Supplied material: Begin
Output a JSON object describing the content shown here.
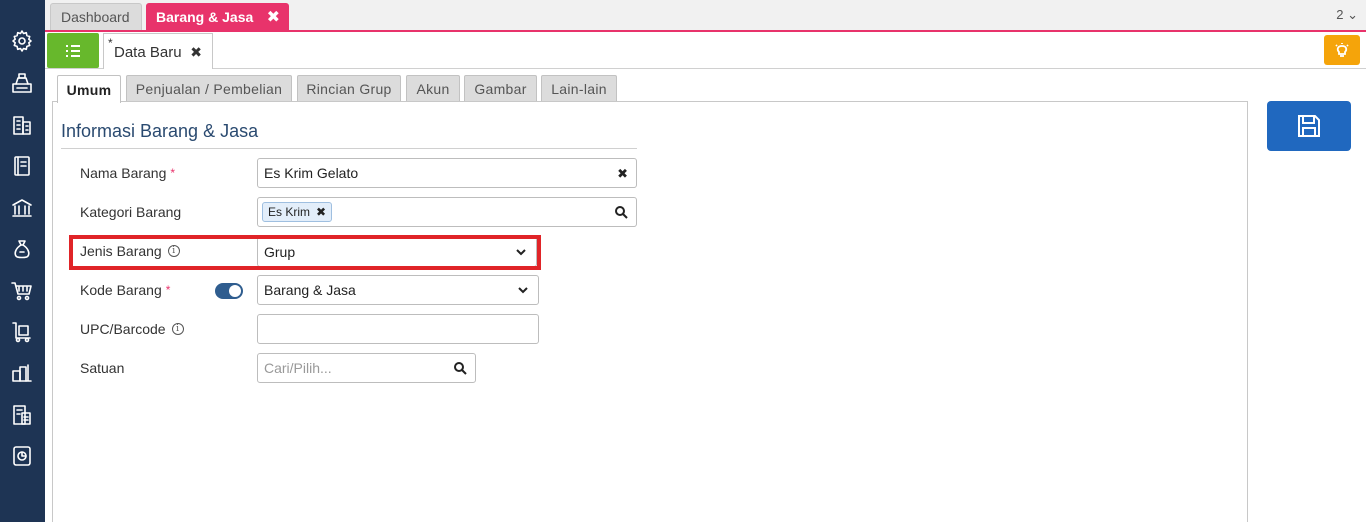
{
  "module_tabs": [
    {
      "label": "Dashboard"
    },
    {
      "label": "Barang & Jasa"
    }
  ],
  "module_tab_count": "2",
  "doc_tab": {
    "modified_marker": "*",
    "label": "Data Baru"
  },
  "form_tabs": [
    {
      "label": "Umum"
    },
    {
      "label": "Penjualan / Pembelian"
    },
    {
      "label": "Rincian Grup"
    },
    {
      "label": "Akun"
    },
    {
      "label": "Gambar"
    },
    {
      "label": "Lain-lain"
    }
  ],
  "section_title": "Informasi Barang & Jasa",
  "fields": {
    "nama_barang": {
      "label": "Nama Barang",
      "required": "*",
      "value": "Es Krim Gelato"
    },
    "kategori_barang": {
      "label": "Kategori Barang",
      "tag": "Es Krim"
    },
    "jenis_barang": {
      "label": "Jenis Barang",
      "value": "Grup"
    },
    "kode_barang": {
      "label": "Kode Barang",
      "required": "*",
      "value": "Barang & Jasa"
    },
    "upc_barcode": {
      "label": "UPC/Barcode",
      "value": ""
    },
    "satuan": {
      "label": "Satuan",
      "placeholder": "Cari/Pilih..."
    }
  },
  "colors": {
    "sidebar": "#1e3454",
    "accent_pink": "#e8336b",
    "list_button": "#67b82c",
    "save_button": "#2068bf",
    "bulb_button": "#f5a40a",
    "highlight": "#e02428"
  }
}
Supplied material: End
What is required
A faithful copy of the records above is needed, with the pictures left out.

Exercise solution
Output a JSON object describing the content shown here.
{
  "module_tabs": [
    {
      "label": "Dashboard"
    },
    {
      "label": "Barang & Jasa"
    }
  ],
  "module_tab_count": "2",
  "doc_tab": {
    "modified_marker": "*",
    "label": "Data Baru"
  },
  "form_tabs": [
    {
      "label": "Umum"
    },
    {
      "label": "Penjualan / Pembelian"
    },
    {
      "label": "Rincian Grup"
    },
    {
      "label": "Akun"
    },
    {
      "label": "Gambar"
    },
    {
      "label": "Lain-lain"
    }
  ],
  "section_title": "Informasi Barang & Jasa",
  "fields": {
    "nama_barang": {
      "label": "Nama Barang",
      "required": "*",
      "value": "Es Krim Gelato"
    },
    "kategori_barang": {
      "label": "Kategori Barang",
      "tag": "Es Krim"
    },
    "jenis_barang": {
      "label": "Jenis Barang",
      "value": "Grup"
    },
    "kode_barang": {
      "label": "Kode Barang",
      "required": "*",
      "value": "Barang & Jasa"
    },
    "upc_barcode": {
      "label": "UPC/Barcode",
      "value": ""
    },
    "satuan": {
      "label": "Satuan",
      "placeholder": "Cari/Pilih..."
    }
  },
  "colors": {
    "sidebar": "#1e3454",
    "accent_pink": "#e8336b",
    "list_button": "#67b82c",
    "save_button": "#2068bf",
    "bulb_button": "#f5a40a",
    "highlight": "#e02428"
  }
}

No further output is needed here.